Enphase was the first company to commercialize microinverters for residential and small commercial solar PV systems. A microinverter, a type of MLPE, is a small inverter placed directly on the back of each solar module, as opposed to the traditional system of one string inverter on the side of the building.
MLPEs improve the efficient energy capture of a solar PV system by performing maximum power point tracking at the module level, rather than at the array level (all modules combined). They also allow greater flexibility in how modules are installed, in terms of angle, type and number, so houses with multiple roofs at different angles can use more surface area and capture more energy from it.
Storage Next Big Question for Renewables

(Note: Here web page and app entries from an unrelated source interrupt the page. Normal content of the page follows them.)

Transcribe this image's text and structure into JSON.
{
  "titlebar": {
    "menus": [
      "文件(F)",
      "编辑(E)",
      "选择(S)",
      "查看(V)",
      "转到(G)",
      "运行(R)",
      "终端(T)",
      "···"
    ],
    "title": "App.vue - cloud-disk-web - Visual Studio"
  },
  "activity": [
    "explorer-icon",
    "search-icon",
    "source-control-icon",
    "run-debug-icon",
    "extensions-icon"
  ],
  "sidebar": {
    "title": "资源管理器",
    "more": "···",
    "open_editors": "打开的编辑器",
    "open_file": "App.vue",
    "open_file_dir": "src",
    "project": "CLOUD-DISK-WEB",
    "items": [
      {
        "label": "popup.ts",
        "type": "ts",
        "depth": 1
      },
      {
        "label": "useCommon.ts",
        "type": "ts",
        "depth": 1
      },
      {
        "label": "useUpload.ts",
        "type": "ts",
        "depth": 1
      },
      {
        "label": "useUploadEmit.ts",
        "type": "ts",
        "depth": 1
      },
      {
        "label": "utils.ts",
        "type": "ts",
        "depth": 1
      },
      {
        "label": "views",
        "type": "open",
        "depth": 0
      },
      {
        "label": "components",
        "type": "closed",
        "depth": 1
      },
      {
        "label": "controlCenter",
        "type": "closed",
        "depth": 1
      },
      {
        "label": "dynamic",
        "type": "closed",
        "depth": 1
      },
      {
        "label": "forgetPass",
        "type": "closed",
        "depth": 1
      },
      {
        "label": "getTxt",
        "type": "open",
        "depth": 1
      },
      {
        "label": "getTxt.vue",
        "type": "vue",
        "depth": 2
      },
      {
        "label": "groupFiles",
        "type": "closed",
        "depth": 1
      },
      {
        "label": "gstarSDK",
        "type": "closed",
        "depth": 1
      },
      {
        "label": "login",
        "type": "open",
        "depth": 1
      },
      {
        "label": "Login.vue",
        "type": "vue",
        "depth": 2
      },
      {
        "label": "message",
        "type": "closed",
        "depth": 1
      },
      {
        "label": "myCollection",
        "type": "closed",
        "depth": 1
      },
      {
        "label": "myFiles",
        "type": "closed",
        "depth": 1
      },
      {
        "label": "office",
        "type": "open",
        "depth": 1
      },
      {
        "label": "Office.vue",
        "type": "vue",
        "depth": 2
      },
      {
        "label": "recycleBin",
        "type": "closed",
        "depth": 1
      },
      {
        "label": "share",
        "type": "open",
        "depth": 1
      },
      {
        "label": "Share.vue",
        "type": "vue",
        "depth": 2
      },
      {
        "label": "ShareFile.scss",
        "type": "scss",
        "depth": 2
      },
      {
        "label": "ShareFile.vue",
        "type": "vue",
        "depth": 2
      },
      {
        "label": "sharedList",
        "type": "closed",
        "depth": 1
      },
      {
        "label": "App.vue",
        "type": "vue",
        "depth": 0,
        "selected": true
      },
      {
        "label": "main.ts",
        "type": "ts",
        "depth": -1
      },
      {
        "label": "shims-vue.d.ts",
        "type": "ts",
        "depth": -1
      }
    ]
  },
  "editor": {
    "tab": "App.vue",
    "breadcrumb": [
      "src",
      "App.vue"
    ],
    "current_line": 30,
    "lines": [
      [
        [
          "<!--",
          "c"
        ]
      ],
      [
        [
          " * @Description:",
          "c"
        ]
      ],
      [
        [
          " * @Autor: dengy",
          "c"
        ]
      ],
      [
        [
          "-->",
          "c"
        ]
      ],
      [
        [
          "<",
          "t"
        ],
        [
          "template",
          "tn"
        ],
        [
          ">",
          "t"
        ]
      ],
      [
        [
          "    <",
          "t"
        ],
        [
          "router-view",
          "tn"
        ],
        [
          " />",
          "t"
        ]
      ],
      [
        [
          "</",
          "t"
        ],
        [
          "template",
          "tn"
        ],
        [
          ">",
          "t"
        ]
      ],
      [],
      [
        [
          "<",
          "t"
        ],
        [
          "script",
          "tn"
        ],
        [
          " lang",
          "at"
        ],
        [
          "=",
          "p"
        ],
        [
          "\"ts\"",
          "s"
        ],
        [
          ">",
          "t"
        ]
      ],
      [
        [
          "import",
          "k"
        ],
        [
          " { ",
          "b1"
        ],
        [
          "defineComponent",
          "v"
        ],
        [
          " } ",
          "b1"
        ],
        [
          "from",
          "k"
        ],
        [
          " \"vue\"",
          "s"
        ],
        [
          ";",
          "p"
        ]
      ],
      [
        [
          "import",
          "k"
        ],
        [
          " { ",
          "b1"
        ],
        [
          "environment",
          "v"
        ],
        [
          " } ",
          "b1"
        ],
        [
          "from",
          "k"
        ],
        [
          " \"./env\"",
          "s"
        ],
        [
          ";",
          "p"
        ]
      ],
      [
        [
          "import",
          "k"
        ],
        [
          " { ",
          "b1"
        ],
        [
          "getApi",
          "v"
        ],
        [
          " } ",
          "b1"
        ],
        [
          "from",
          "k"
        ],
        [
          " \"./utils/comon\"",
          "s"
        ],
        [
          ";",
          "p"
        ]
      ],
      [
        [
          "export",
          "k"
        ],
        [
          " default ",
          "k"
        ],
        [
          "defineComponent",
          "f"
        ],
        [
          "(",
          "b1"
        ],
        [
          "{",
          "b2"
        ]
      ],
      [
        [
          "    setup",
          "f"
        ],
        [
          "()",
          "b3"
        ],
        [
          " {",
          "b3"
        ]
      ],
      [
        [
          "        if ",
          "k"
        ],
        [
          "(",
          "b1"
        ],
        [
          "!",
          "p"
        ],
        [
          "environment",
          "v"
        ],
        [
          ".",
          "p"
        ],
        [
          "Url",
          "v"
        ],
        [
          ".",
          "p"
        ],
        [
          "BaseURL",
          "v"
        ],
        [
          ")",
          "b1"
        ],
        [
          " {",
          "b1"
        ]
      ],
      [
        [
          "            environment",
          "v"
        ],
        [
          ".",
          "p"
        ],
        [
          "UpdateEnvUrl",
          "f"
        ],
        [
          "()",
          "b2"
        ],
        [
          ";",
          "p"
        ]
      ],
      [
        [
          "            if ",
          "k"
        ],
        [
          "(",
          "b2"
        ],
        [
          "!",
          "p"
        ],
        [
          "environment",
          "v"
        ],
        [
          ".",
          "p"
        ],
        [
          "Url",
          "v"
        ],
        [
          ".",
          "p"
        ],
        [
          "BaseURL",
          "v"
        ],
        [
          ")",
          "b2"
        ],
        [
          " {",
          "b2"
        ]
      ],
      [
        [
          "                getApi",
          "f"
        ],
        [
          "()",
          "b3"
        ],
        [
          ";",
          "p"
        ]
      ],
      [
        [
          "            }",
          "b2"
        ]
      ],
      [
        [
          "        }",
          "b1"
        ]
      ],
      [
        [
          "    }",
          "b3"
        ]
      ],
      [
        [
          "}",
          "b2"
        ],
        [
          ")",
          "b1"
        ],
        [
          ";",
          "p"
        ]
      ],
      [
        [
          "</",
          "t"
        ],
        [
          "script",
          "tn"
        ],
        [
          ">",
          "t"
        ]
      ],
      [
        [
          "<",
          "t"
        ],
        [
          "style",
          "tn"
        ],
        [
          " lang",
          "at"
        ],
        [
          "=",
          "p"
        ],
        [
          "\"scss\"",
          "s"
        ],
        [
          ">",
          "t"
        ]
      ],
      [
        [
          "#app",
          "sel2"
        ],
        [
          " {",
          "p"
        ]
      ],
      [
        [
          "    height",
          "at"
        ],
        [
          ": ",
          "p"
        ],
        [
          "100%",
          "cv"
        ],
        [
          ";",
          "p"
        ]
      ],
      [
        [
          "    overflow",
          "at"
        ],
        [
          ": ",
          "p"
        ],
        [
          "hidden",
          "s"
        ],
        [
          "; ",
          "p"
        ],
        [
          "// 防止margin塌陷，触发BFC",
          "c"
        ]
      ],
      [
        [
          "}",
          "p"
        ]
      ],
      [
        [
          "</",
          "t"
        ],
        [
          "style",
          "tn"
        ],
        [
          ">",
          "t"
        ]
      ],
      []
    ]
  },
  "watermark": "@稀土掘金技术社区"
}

While good for the planet, renewable power has two main shortcomings: an inability to “match” power consumption peaks and variability of renewable power production driven by weather dependency. California rolling blackouts in August amid record-high summer temperatures, low winds and lower imports of power from neighboring states underscore these drawbacks of renewables and highlight the importance of storage/battery capacity for a reliable power grid.
Renewable energy paired with storage is an increasingly attractive option, and one which utility companies have begun to offer. While most battery technologies today offer only a few hours of power storage, the “near-firm” renewable power resources (solar or wind plus battery that can provide power that is nearly firm, or nearly around the clock) could help alleviate some of the impacts from grid outages, especially urgent in regions currently facing generation shortages. Solar and storage is now cheap enough that it is replacing inefficient peaking units - power plants that run only when there is a high demand for electricity, in order to balance the grid.

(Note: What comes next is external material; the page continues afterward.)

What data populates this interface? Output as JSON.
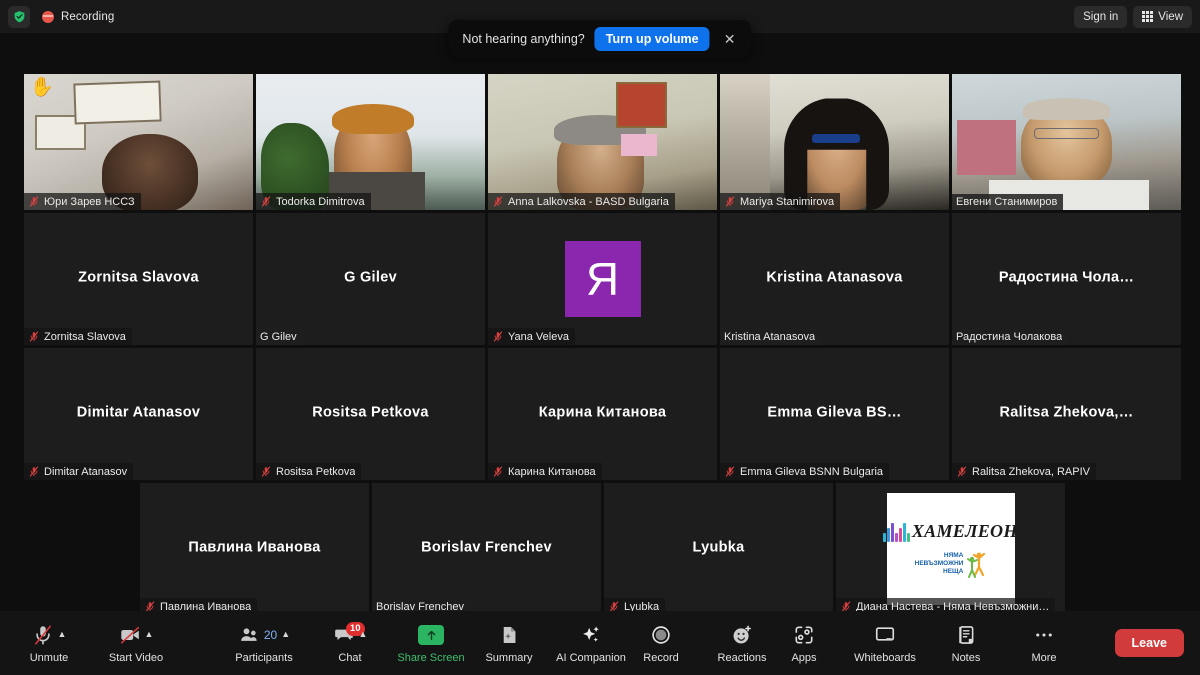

Storage remains a focus for several ClearBridge utility holdings, such as NextEra Energy, whose unregulated NextEra Energy Resources segment has the largest battery storage capacity in the world. NextEra Energy believes near-firm renewables will be competitive with all the traditional generation technologies as of 2023-2024 (Exhibit 3). The company’s project pipeline has 2.2GW in battery storage under development and battery storage investments in 2021 are expected to exceed $1 billion. It expects the continued innovation by the automotive industry, improvements in converters and enclosures, and lower balance of system costs to drive down the cost of energy storage by ~16% CAGR between 2020 and 2023.

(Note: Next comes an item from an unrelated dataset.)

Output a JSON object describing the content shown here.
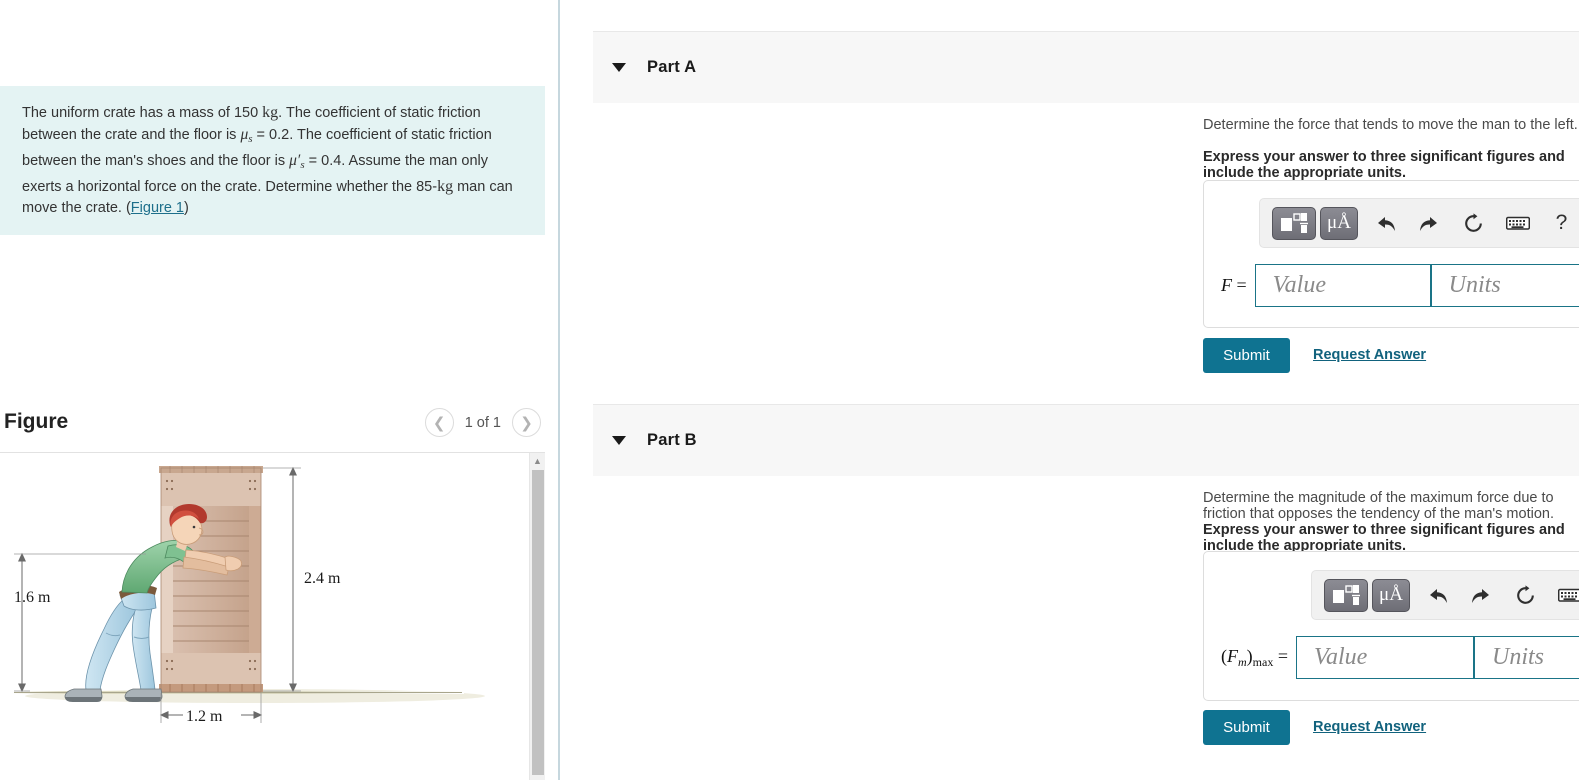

Exhibit 3: Even with Addition of Storage, Renewables Are Cost Competitive
Yet overall renewables remain intermittent, and while storage improves availability of renewable assets, the combination cannot beat high 90% availability of baseload gas or nuclear plants, at least in the near term. The grid of the future should have a much higher presence of renewables, although a full elimination of the traditional sources of power will likely require some major breakthroughs in storage technology.
Many Businesses Can Thrive in Transition to Renewable Energy
As efforts to combat climate change become more urgent, it is encouraging to see the increasing scale of commitments by corporations as well as state and city governments. Developing the energy grid of the future, which will have to support more cars, trucks and buses transitioning to electric motors, will require an ecosystem of renewable energy innovators and adopters. ClearBridge will continue to seek out and engage with leading companies that can thrive as we progress toward a net-zero future.